■ **WHAT YOU SHOULD DO**:
Please write out each entry exactly as it appears.

::: STORED DATA

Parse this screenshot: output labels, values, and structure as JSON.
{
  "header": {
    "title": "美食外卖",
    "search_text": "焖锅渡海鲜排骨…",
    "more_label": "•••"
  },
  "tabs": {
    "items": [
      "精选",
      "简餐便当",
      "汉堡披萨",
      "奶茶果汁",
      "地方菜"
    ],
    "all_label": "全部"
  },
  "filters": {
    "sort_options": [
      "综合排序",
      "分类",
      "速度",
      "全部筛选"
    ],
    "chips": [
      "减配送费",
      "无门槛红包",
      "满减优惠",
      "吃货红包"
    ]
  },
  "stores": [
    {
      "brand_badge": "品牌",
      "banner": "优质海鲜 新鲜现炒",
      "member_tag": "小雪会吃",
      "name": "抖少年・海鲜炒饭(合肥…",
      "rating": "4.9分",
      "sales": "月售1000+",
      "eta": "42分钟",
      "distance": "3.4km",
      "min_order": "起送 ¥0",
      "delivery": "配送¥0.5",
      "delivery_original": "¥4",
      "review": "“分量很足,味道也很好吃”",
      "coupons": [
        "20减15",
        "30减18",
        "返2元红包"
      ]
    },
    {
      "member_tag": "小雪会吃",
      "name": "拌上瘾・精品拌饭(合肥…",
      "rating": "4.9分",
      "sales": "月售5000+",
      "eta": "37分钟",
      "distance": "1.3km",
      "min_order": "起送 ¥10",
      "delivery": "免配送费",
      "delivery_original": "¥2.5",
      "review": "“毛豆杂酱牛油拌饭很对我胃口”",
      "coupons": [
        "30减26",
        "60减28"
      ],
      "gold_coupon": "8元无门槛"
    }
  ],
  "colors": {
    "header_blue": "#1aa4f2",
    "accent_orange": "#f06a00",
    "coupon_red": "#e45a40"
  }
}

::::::

■ **THE COMPLETED TASK**:
Parse this screenshot: output labels, values, and structure as JSON.
{
  "header": {
    "title": "美食外卖",
    "search_text": "焖锅渡海鲜排骨…",
    "more_label": "•••"
  },
  "tabs": {
    "items": [
      "精选",
      "简餐便当",
      "汉堡披萨",
      "奶茶果汁",
      "地方菜"
    ],
    "all_label": "全部"
  },
  "filters": {
    "sort_options": [
      "综合排序",
      "分类",
      "速度",
      "全部筛选"
    ],
    "chips": [
      "减配送费",
      "无门槛红包",
      "满减优惠",
      "吃货红包"
    ]
  },
  "stores": [
    {
      "brand_badge": "品牌",
      "banner": "优质海鲜 新鲜现炒",
      "member_tag": "小雪会吃",
      "name": "抖少年・海鲜炒饭(合肥…",
      "rating": "4.9分",
      "sales": "月售1000+",
      "eta": "42分钟",
      "distance": "3.4km",
      "min_order": "起送 ¥0",
      "delivery": "配送¥0.5",
      "delivery_original": "¥4",
      "review": "“分量很足,味道也很好吃”",
      "coupons": [
        "20减15",
        "30减18",
        "返2元红包"
      ]
    },
    {
      "member_tag": "小雪会吃",
      "name": "拌上瘾・精品拌饭(合肥…",
      "rating": "4.9分",
      "sales": "月售5000+",
      "eta": "37分钟",
      "distance": "1.3km",
      "min_order": "起送 ¥10",
      "delivery": "免配送费",
      "delivery_original": "¥2.5",
      "review": "“毛豆杂酱牛油拌饭很对我胃口”",
      "coupons": [
        "30减26",
        "60减28"
      ],
      "gold_coupon": "8元无门槛"
    }
  ],
  "colors": {
    "header_blue": "#1aa4f2",
    "accent_orange": "#f06a00",
    "coupon_red": "#e45a40"
  }
}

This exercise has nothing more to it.